Now let us look somewhat at the characteristics of the conflicting orders of civilization. Our Northern system is characterized by two great features. The first is a system of public education; and the second, a system of laws, by which every man who works is entitled to wages for his work. Thus in Philadelphia we provide out of the common funds for the maintenance of public schools. The gentleman would exclude negroes from the schools in the District of Columbia. Do we exclude them from the public schools of Philadelphia? No, he knows we have fifteen schools for negroes in Philadelphia; and let me ask, by way of parenthesis, whether the gentleman will tell you that he is opposed to their maintenance. Will he tell you that if he had his way, he would shut up those fifteen negro schools and doom the children who attend them to the ignorance of slaves, who are not permitted to learn to read the Lord's prayer? If the gentleman will not tell you this, let him ,not find fault with me * because I have aided in establishing in the capital of our country schools for colored children to enable them to read the Lord's prayer, the Ten Commandments, and the Constitution of our country.

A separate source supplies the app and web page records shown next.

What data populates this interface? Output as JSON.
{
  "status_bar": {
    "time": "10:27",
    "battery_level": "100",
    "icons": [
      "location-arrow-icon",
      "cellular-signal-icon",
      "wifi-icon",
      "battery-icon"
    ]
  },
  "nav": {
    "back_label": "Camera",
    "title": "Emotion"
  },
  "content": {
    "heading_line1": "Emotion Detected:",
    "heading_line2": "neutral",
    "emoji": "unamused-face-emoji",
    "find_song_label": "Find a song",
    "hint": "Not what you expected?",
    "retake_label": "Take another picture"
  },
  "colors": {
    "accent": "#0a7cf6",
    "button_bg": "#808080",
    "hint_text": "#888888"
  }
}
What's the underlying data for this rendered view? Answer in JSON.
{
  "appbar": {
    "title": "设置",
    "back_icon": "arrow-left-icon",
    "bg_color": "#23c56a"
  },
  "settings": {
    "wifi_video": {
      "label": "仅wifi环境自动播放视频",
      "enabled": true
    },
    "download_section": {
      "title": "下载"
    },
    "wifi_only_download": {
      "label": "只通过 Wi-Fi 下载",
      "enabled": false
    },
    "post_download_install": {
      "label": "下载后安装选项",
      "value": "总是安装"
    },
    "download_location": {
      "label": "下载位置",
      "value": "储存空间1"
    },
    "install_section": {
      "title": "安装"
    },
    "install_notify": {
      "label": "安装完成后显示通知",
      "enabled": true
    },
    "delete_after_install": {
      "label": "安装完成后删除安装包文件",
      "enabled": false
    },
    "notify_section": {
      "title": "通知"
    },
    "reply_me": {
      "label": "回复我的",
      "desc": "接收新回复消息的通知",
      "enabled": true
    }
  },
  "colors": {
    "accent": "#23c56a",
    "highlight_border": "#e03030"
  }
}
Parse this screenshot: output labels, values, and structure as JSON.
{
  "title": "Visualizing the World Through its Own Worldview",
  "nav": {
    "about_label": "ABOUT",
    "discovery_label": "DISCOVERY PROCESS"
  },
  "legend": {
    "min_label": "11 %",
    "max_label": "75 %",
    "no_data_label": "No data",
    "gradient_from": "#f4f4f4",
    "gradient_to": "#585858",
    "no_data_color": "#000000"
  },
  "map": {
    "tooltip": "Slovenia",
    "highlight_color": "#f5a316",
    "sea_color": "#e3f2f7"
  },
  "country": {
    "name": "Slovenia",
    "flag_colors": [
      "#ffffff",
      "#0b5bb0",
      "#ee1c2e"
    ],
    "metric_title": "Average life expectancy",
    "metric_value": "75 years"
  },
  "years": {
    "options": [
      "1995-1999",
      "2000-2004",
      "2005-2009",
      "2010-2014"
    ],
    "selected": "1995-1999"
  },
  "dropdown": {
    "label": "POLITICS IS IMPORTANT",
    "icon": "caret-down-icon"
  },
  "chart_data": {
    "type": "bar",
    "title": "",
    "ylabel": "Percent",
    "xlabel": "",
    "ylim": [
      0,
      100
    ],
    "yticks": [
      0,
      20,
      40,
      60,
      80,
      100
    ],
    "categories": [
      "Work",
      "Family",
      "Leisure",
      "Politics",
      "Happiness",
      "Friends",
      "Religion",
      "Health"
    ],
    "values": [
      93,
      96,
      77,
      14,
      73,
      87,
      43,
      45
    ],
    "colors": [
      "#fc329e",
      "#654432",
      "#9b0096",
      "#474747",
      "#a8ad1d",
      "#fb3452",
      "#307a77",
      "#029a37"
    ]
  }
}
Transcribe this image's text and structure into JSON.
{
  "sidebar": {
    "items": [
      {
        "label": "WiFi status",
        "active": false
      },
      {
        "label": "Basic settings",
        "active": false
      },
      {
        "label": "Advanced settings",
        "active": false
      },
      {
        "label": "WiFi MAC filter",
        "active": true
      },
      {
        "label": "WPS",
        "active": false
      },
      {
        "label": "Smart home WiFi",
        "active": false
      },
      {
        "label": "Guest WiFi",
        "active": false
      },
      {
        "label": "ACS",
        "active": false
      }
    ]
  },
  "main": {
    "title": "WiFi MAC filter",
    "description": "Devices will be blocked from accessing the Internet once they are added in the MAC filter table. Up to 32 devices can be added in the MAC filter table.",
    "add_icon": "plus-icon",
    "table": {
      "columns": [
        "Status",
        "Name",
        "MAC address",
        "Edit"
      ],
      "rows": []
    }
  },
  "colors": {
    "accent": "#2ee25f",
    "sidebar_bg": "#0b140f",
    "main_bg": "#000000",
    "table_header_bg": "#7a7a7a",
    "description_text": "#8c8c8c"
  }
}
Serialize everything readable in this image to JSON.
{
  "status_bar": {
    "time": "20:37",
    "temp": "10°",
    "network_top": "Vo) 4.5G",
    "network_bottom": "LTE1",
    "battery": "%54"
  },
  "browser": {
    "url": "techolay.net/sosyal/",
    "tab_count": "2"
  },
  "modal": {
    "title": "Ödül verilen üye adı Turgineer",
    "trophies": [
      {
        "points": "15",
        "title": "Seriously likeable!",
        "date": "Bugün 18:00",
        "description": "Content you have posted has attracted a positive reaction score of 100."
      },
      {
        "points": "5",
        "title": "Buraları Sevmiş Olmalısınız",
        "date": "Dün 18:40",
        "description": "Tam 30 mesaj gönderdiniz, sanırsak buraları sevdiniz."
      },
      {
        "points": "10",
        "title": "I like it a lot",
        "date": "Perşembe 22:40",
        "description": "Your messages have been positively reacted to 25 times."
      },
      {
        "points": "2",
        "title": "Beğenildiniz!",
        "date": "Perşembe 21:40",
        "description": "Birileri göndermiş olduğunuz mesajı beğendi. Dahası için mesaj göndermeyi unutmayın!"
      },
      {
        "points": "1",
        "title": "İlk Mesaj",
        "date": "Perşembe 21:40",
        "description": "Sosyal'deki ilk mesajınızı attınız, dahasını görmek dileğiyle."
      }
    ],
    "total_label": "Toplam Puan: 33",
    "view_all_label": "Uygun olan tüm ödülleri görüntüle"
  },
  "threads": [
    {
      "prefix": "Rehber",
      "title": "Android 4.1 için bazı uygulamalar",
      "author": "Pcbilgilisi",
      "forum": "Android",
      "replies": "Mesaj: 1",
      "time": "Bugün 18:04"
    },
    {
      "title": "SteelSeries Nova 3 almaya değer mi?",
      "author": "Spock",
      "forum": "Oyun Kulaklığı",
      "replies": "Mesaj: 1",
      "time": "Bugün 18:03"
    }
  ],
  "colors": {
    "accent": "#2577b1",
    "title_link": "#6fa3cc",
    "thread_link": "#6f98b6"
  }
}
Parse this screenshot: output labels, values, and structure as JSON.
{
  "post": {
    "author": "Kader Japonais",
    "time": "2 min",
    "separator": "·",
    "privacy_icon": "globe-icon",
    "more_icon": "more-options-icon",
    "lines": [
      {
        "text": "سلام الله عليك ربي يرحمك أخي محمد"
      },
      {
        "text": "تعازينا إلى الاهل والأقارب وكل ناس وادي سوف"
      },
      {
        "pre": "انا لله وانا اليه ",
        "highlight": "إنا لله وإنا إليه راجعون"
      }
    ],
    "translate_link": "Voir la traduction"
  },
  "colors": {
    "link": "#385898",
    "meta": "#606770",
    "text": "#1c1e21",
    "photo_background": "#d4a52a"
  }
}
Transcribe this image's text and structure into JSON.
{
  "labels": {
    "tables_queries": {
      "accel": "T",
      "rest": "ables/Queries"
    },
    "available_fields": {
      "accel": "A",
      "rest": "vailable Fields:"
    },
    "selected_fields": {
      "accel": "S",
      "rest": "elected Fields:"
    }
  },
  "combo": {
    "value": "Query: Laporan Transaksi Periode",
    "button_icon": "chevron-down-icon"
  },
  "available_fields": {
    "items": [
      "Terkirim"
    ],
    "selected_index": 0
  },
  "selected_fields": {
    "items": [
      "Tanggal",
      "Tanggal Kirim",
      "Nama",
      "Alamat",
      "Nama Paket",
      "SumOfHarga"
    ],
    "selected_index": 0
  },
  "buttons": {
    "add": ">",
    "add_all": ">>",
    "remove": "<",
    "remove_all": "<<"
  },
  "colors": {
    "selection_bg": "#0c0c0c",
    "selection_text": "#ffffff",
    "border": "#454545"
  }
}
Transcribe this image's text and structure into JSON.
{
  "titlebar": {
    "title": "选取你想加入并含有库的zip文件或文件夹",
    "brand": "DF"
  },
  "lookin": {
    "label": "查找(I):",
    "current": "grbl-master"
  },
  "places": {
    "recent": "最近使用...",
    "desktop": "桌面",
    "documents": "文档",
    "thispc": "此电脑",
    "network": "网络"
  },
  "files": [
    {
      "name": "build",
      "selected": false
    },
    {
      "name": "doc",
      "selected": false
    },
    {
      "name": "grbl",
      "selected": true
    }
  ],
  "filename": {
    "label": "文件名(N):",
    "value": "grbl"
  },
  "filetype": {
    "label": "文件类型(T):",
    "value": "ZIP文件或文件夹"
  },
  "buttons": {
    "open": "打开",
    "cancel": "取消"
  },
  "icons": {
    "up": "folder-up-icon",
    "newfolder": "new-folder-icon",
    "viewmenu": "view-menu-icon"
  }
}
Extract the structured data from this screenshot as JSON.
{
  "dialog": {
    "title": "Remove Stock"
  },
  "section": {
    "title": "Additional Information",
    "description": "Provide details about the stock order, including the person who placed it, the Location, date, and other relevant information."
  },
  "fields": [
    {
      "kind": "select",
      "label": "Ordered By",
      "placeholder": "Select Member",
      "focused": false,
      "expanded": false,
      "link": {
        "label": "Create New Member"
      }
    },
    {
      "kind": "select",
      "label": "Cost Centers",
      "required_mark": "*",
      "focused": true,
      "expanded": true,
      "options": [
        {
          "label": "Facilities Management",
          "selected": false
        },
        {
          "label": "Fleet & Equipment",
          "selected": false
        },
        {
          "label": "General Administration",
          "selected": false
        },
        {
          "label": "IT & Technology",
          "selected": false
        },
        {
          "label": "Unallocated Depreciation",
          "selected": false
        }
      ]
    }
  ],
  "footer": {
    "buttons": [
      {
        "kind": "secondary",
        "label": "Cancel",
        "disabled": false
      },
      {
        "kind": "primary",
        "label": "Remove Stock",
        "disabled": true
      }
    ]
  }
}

Under our Northern system of civilization, as I was saying, we build at the public expense sehool-houses; we provide teachers; we furnish books and stationery, light and fuel. However poor maybe the father or the widowed mother, there is for the child an open school-house and the teacher. "A fool for luck," says the maxim, " and a poor man for children."—Go on my good man. The country wants soldiers : and though you have twenty children, there shall be a desk in the school-house for every one of them. Every child who comes into the commonwealth, whether by birth or emigration, has the right under, our laws to learn to read, and write, and cipher, and though he be the child of the poorest laborer, if he has intellect, and if his parents will simply feed and clothe him, he may win his way into the high school, and through it, may walk out of it, as many a poor ,boy has done, an accomplished scholar ready for the best offices and the highest duties of the land. We propose by our civilization to do for every child what a benevolent man did for an unfortunate bug—a green-backed gold